=== Section Start ===

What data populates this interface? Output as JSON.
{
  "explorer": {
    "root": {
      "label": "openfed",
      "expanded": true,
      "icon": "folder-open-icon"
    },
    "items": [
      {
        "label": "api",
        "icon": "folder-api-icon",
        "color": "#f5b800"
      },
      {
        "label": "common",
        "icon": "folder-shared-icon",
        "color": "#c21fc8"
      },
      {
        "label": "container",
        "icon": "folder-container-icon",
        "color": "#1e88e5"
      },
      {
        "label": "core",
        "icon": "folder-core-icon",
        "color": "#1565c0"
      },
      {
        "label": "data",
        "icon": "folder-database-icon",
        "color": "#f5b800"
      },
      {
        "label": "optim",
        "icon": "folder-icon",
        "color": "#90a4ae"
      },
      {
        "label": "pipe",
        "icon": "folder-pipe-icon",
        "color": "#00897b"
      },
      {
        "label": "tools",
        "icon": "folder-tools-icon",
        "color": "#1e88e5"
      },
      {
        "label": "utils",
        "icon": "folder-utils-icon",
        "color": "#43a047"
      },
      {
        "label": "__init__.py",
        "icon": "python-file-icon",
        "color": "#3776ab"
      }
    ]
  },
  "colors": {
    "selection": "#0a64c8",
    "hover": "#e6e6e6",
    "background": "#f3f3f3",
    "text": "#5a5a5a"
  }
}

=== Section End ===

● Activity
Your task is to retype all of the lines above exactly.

● Answer for the task
What data populates this interface? Output as JSON.
{
  "explorer": {
    "root": {
      "label": "openfed",
      "expanded": true,
      "icon": "folder-open-icon"
    },
    "items": [
      {
        "label": "api",
        "icon": "folder-api-icon",
        "color": "#f5b800"
      },
      {
        "label": "common",
        "icon": "folder-shared-icon",
        "color": "#c21fc8"
      },
      {
        "label": "container",
        "icon": "folder-container-icon",
        "color": "#1e88e5"
      },
      {
        "label": "core",
        "icon": "folder-core-icon",
        "color": "#1565c0"
      },
      {
        "label": "data",
        "icon": "folder-database-icon",
        "color": "#f5b800"
      },
      {
        "label": "optim",
        "icon": "folder-icon",
        "color": "#90a4ae"
      },
      {
        "label": "pipe",
        "icon": "folder-pipe-icon",
        "color": "#00897b"
      },
      {
        "label": "tools",
        "icon": "folder-tools-icon",
        "color": "#1e88e5"
      },
      {
        "label": "utils",
        "icon": "folder-utils-icon",
        "color": "#43a047"
      },
      {
        "label": "__init__.py",
        "icon": "python-file-icon",
        "color": "#3776ab"
      }
    ]
  },
  "colors": {
    "selection": "#0a64c8",
    "hover": "#e6e6e6",
    "background": "#f3f3f3",
    "text": "#5a5a5a"
  }
}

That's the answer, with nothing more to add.